World on a String

Hey, Sinatra fans: It's here.

To be sure, Sinatra, an exquisitely complicated man, was doggedly committed to racial equality long before it was a fashionable cause. He was also a consistently generous artist and capable of astonishing grace and thoughtfulness. But—aside from consorting with killers; procuring for the doped-up, mobbed-up, and coarsely exploitative JFK (if anything, Camelot sullied Sinatra, not the other way around); and regularly displaying a potentially murderous temper—he perversely made sure that his ardent listeners grasped that his juvenile, vulgar, and increasingly pathetic Rat Pack antics couldn’t be reconciled with his carefully wrought musical reinvention. This was made clear on his 1966 album Sinatra at the Sands, which contains both his lovely and swinging renditions of “Angel Eyes” and “Luck Be a Lady,” accompanied by the Count Basie Orchestra, and his notoriously cringe-inducing monologue that combined yucky corniness and mean-spiritedness. If this was mature urbanity, who needed it?

Sinatra gave Sammy Davis Jr. his career, and his fiercely loyal, public embrace of Davis, often in the teeth of bigotry, was principled and heroic. But in their Rat Pack shows, he made Davis the butt of race-oriented jokes, and Davis knew a Sinatra both vindictive and considerate, both scummy and courtly.

Just in time for ... I dunno, St. Cadoc's Day, I guess.
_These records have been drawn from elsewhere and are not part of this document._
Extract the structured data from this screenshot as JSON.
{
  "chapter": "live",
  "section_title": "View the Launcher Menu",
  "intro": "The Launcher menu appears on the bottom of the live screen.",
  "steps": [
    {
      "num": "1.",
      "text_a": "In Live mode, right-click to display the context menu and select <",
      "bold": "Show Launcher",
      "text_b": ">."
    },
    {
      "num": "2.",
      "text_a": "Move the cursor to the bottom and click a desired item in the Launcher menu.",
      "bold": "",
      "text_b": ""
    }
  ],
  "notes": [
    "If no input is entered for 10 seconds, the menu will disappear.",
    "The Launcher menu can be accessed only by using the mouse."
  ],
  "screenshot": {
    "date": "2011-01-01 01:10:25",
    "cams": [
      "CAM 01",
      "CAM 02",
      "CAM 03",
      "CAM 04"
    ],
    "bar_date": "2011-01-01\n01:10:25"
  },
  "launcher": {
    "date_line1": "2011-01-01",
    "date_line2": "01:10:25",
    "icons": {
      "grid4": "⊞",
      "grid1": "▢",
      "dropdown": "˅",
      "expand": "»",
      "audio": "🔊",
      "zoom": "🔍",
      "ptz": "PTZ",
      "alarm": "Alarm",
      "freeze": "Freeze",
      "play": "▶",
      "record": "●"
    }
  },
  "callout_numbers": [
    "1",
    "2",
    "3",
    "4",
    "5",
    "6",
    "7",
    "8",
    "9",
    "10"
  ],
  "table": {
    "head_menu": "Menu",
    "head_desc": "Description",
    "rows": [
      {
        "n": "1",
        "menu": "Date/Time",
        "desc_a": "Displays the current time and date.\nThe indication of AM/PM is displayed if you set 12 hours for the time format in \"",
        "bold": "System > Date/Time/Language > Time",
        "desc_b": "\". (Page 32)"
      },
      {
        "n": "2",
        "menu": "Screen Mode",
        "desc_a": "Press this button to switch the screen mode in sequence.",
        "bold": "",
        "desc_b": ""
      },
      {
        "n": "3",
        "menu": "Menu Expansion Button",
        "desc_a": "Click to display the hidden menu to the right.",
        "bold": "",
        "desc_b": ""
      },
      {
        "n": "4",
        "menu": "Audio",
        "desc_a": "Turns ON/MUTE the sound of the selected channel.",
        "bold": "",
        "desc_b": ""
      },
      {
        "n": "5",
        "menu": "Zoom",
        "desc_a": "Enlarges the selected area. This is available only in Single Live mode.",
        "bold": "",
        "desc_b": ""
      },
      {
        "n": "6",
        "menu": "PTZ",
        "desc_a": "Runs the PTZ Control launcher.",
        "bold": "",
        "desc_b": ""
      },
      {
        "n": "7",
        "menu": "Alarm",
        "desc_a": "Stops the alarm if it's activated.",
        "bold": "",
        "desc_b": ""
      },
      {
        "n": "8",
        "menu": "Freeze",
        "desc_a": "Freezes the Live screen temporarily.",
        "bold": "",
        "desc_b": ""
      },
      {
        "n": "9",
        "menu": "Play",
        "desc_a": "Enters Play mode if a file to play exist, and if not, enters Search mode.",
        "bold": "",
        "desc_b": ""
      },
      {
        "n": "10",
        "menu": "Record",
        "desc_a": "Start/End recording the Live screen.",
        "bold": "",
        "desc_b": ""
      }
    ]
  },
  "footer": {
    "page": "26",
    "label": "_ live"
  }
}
I'm sure you can persuade your loved ones to buy you the book, anyhow.

P.S.: This may be anathema, but as an ego-anthem, I prefer Davis' "I've Gotta Be Me" to the turgid "My Way," but then I prefer Sinatra's "Live Till I Die" over both.